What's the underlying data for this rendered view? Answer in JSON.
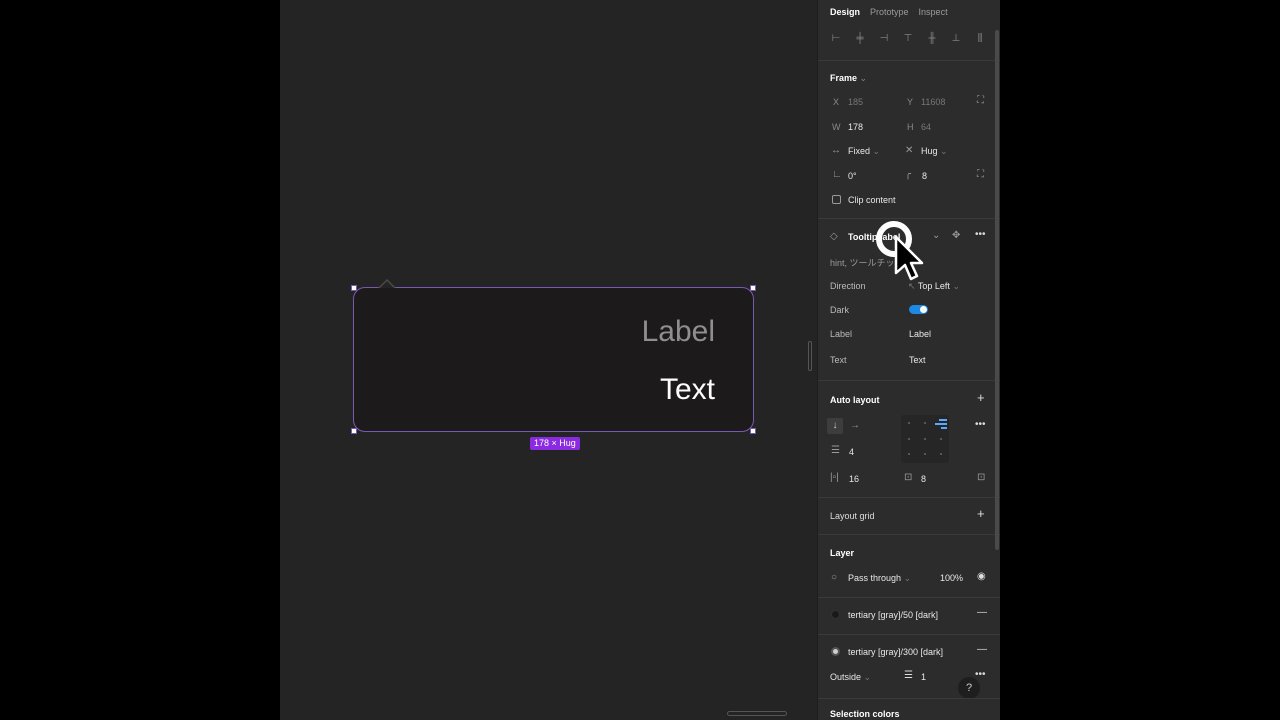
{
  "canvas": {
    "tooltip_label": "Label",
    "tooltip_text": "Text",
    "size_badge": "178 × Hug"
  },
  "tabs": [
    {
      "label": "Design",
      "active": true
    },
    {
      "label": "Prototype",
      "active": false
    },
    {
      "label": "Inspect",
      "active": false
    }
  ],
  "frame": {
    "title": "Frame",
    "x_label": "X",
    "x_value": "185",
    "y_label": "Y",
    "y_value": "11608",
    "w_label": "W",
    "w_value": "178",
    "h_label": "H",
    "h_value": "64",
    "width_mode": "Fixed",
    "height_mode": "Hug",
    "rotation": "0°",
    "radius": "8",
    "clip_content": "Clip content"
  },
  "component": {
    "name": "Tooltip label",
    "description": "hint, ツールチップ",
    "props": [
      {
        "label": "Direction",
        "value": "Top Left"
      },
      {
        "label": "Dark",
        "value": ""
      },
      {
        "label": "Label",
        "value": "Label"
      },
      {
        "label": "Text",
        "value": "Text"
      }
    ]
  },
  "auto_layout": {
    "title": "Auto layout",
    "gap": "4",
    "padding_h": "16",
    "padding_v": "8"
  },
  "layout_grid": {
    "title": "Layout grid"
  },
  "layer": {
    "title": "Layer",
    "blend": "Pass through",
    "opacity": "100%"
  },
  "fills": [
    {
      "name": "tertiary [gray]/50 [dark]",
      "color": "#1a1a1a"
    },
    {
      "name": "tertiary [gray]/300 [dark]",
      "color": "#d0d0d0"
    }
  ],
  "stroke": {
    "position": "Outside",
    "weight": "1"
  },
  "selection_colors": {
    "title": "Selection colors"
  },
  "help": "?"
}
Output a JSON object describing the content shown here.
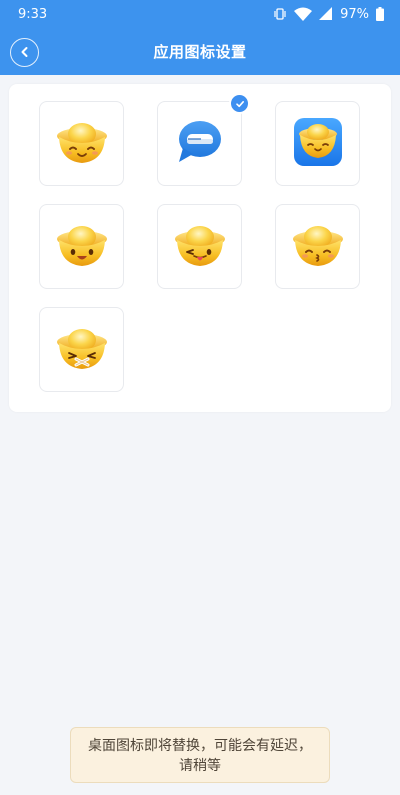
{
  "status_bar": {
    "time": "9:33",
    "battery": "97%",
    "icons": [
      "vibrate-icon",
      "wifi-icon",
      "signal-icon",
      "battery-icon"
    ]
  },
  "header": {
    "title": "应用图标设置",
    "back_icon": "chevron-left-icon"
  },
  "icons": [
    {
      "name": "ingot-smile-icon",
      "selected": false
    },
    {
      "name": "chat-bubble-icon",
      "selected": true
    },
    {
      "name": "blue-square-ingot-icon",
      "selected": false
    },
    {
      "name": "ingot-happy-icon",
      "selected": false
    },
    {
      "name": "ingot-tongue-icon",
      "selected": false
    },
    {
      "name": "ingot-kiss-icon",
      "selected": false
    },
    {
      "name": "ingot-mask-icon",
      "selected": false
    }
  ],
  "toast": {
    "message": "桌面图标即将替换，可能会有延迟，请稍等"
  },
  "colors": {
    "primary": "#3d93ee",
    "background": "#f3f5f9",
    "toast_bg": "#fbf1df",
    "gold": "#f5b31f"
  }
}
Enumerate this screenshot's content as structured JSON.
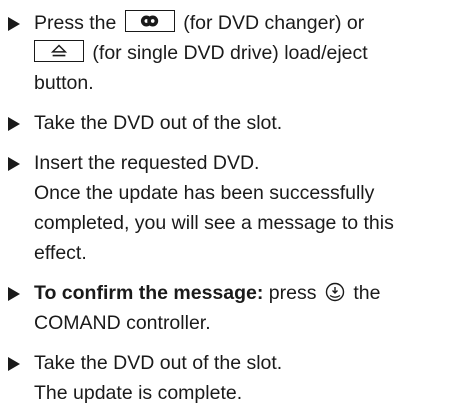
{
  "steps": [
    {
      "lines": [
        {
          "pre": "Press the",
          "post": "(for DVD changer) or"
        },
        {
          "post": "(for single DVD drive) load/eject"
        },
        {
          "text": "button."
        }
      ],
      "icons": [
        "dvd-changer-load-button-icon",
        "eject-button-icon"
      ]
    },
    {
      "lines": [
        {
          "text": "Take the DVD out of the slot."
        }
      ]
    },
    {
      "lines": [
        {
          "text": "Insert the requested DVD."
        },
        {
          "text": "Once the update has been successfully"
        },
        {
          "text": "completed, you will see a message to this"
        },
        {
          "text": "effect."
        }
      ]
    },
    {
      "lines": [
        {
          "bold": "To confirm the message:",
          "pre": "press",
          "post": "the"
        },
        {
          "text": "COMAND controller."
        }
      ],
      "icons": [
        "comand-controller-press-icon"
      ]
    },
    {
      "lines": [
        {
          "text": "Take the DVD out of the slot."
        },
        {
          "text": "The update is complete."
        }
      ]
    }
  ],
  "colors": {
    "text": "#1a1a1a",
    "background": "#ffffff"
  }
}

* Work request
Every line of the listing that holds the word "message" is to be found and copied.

* Response
    "message": "桌面图标即将替换，可能会有延迟，请稍等"
          "text": "completed, you will see a message to this"
          "bold": "To confirm the message:",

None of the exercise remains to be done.